Several animal studies demonstrated efficacy of parenteral immunization.26- 28 Oral or mucosal immunization, as used for cholera toxin, is an alternative approach currently under investigation.21,29 A study in hamsters indicated that a combination of parenteral and mucosal (intranasal) immunization appears to provide the best protection against C difficile disease.21,30 Formalin-inactivated culture filtrate from toxigenic C difficile as well as purified and inactivated toxins have been used to immunize animals with good effect.21,25- 28,31 These studies may provide the impetus for further human investigation using similar preparations. Although immunization against C difficile toxins may reduce symptomatic disease, there is no evidence indicating that it will directly influence intestinal colonization rates.
Because there is no effective commercially available human vaccine, adequate infection control measures are absolutely necessary in controlling the spread of C difficile infection. Table 732 outlines an effective practice guideline for the prevention of C difficile infection.

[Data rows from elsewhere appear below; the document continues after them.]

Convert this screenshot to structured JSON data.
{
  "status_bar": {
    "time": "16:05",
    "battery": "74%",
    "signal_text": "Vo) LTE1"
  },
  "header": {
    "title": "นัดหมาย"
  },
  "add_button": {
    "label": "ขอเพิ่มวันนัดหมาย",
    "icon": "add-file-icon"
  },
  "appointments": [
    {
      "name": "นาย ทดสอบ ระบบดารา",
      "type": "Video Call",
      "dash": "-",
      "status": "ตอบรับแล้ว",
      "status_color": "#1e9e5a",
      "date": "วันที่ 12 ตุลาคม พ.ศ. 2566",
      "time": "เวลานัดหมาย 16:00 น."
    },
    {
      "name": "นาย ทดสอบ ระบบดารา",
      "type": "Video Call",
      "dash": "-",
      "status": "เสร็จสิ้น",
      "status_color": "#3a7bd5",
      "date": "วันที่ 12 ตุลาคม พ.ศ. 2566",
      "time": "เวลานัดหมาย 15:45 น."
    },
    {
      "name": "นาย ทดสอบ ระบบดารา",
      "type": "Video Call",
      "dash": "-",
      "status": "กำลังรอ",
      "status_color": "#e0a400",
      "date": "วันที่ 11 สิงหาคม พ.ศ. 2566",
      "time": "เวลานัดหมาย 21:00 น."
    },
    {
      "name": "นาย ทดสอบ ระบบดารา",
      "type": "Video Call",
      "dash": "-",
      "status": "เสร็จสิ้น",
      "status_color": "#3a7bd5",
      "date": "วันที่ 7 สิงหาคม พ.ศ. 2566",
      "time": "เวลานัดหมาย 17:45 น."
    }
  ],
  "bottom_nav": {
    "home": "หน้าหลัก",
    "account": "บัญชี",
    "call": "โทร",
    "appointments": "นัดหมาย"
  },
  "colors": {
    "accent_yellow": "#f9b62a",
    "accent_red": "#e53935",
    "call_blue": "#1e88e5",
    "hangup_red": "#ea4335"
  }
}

Pseudomembranous enterocolitis is primarily caused by C difficile infection. There are risk factors other than antibiotics and C difficile, which have historically been associated with the development of PMC. Most cases of antibiotic-associated diarrhea do not have a definitive cause. Clostridium difficile accounts for only about 20% of all cases of antibiotic-associated diarrhea. Infection with C difficile leads to a spectrum of disease, from the asymptomatic carrier state to fulminant colitis. Vaccination is not yet available. Therefore, strict hand washing, enteric precautions, and judicious use of antibiotics are imperative and remain the most effective means of preventing the spread of the organism and disease.
Accepted for publication February 13, 2002.
Corresponding author and reprints: Brian W. Hurley, MD, Division of Hospital Internal Medicine, Mayo Clinic, 13400 E Shea Blvd, Scottsdale, AZ 85259.